For the records that follow, return only the count of lines containing the string "image".

Entries from a dataset of interfaces:
——————————

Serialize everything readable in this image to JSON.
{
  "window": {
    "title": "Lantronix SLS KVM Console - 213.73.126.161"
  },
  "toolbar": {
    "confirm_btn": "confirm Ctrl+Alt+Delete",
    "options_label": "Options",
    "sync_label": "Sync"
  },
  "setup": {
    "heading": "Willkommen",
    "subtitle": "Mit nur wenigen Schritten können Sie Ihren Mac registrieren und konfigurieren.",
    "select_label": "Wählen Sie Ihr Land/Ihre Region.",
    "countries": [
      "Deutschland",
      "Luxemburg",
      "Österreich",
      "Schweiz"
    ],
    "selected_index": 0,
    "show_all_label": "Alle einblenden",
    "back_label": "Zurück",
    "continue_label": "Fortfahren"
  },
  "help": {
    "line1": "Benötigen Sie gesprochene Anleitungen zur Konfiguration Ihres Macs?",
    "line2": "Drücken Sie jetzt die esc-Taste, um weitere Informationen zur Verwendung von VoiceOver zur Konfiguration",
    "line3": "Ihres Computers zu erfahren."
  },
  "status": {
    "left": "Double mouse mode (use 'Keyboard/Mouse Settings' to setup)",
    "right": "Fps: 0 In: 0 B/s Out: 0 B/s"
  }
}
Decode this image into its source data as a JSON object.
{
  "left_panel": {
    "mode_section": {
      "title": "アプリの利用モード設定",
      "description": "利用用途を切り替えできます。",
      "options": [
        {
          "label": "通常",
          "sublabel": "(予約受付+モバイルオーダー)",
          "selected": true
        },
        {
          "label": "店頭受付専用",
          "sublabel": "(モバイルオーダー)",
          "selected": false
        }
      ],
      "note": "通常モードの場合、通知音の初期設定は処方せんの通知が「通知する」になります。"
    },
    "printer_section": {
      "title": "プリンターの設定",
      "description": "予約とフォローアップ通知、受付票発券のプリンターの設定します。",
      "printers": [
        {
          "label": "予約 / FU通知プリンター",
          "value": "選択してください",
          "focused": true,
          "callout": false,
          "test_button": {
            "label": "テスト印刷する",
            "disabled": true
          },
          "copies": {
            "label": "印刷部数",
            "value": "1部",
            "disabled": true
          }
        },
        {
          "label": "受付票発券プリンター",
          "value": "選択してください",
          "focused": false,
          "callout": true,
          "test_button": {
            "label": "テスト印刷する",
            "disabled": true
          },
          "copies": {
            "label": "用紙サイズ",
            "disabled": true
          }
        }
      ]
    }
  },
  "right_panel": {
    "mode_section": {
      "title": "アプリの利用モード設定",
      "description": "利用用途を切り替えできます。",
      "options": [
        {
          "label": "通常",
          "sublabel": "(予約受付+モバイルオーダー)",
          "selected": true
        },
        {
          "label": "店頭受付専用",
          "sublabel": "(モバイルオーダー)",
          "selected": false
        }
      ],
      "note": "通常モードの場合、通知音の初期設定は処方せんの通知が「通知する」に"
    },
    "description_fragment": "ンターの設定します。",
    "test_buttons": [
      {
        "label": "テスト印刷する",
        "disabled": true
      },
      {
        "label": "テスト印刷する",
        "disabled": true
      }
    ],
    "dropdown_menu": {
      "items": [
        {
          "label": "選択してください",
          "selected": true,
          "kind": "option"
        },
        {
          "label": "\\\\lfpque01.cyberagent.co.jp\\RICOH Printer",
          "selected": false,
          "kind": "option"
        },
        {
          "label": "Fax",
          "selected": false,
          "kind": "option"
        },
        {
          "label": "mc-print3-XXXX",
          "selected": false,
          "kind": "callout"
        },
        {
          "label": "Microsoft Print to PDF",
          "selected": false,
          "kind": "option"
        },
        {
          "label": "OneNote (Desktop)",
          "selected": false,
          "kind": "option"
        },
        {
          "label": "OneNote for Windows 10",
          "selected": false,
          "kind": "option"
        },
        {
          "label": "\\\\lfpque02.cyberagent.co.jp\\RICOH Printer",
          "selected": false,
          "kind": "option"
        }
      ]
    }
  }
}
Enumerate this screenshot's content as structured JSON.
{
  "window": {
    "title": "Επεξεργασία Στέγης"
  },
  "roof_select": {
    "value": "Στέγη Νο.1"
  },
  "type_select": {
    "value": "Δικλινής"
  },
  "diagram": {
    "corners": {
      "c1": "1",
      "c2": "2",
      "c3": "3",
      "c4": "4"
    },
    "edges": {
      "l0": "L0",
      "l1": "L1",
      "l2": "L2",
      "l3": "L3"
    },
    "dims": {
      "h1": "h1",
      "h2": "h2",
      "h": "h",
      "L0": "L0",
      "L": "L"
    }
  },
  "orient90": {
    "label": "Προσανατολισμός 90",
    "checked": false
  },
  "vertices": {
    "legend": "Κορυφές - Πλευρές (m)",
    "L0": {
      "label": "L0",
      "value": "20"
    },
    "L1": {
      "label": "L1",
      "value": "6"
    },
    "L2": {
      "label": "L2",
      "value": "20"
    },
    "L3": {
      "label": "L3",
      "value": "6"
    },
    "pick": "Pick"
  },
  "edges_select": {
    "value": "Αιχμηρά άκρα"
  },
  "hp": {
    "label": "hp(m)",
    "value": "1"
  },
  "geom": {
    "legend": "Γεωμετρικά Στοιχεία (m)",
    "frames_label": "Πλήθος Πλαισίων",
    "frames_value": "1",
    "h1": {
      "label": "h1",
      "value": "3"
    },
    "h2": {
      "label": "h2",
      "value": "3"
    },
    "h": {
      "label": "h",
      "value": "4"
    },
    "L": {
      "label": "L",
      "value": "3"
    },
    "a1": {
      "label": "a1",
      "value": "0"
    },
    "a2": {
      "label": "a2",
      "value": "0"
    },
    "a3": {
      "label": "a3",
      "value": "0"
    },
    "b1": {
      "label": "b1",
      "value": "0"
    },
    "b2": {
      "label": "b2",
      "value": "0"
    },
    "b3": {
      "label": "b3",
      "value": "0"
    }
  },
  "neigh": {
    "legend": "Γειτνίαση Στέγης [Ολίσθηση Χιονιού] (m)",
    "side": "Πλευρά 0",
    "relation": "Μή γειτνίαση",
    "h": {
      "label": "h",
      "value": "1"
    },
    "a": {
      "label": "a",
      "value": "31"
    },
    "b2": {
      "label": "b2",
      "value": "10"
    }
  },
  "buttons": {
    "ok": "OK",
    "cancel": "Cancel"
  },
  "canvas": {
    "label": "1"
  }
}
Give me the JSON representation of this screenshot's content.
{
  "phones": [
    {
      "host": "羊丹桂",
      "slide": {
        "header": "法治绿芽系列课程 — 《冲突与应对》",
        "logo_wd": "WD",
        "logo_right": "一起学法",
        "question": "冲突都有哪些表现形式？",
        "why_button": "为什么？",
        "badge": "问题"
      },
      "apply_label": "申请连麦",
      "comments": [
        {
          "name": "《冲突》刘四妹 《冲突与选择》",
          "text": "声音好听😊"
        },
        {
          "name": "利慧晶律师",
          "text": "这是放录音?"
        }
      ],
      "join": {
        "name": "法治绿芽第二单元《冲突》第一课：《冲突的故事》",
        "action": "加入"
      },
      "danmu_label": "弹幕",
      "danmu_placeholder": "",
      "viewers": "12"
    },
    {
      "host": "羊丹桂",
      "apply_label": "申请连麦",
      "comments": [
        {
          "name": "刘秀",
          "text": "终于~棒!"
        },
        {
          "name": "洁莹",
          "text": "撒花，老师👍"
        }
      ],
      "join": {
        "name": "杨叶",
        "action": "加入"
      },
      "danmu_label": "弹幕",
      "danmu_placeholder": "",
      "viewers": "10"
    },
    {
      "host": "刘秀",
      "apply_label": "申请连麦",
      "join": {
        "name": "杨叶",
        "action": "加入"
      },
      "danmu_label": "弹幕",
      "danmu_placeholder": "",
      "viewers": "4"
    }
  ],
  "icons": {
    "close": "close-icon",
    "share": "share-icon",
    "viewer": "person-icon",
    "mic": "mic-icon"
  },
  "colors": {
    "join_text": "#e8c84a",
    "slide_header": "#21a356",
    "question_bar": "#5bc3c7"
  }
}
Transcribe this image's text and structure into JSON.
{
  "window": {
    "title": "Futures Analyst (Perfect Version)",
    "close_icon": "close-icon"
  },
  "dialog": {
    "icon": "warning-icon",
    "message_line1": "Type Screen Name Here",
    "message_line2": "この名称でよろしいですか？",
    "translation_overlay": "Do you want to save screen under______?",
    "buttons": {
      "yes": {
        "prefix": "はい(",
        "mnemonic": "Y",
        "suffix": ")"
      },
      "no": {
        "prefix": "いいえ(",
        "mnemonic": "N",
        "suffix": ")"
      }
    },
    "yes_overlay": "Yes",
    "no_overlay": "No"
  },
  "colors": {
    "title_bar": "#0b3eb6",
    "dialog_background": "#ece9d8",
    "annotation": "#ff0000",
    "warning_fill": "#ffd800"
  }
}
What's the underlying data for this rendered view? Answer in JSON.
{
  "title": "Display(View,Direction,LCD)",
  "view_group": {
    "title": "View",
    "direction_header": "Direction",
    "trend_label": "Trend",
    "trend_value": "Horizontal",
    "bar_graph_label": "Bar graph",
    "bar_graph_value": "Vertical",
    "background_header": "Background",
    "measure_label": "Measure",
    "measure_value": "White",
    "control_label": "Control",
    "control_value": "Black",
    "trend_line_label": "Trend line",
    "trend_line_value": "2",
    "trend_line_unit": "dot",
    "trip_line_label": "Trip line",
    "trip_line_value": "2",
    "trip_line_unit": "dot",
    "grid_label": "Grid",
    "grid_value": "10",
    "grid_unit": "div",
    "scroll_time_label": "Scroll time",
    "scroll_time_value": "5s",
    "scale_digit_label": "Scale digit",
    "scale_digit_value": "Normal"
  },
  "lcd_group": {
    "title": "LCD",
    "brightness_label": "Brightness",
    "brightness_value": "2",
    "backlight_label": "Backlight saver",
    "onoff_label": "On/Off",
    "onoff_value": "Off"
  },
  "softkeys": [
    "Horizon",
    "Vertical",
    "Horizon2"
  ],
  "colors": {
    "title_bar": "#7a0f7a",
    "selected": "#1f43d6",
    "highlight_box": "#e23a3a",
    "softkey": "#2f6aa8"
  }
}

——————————

Task solution: 3